But conservation begins at home, among people for whom the sublime and terrifying wildness of a lion is no dream. One set of such people are the Maasai who inhabit group ranches bordering Amboseli National Park, on the thornbush plains of southern Kenya. Since 2007 a program there called Lion Guardians has recruited Maasai warriors—young men for whom lion killing has traditionally been part of a rite of passage known as olamayio—to serve instead as lion protectors. These men, paid salaries, trained in radiotelemetry and GPS use, track lions on a daily basis and prevent lion attacks on livestock. The program, small but astute, seems to be succeeding: Lion killings have decreased, and the role of Lion Guardian is now prestigious within those communities. I spent a day recently with a Lion Guardian named Kamunu, roughly 30 years old, serious and steady, whose dark face tapered to a narrow chin and whose eyes seemed permanently squinted against sentiment and delusion. He wore a beaded necklace, beaded earrings, and a red shuka wrapped around him; a Maasai dagger was sheathed on his belt at one side, a cell phone at the other.

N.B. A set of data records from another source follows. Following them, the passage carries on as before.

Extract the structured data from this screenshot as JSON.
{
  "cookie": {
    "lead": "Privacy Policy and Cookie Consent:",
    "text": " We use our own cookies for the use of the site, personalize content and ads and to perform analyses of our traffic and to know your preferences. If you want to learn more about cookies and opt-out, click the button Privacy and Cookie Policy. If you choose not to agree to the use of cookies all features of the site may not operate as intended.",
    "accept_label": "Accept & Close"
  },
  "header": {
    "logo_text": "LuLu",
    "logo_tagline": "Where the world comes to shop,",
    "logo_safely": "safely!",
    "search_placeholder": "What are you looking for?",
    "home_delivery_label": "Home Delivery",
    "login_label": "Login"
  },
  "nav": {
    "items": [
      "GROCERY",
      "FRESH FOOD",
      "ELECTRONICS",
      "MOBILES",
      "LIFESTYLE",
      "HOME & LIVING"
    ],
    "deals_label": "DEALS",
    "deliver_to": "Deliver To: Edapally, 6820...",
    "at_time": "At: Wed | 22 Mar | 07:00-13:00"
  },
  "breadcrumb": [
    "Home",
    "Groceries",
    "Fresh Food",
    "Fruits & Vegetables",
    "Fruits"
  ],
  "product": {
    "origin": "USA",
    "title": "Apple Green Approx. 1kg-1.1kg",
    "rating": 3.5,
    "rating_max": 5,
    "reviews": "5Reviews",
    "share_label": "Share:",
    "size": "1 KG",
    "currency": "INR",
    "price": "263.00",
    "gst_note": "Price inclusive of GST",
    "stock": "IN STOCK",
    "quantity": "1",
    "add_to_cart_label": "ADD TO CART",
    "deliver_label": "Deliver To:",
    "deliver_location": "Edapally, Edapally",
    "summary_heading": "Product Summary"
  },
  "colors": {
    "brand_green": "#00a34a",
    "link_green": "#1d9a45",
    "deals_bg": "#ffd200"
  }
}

Kamunu had personally killed five lions, he told me, all for olamayio, but he didn’t intend to kill any more. He had learned that lions could be more valuable alive—in money from tourism, wages from Lion Guardians, and the food and education such cash could buy for a man’s family.
originally posted by: ManBehindTheMask
.....So why isnt everyone outraged that his brother was killed?
The people on this thread that were freaking out over Cecil are now like "meh" about his brother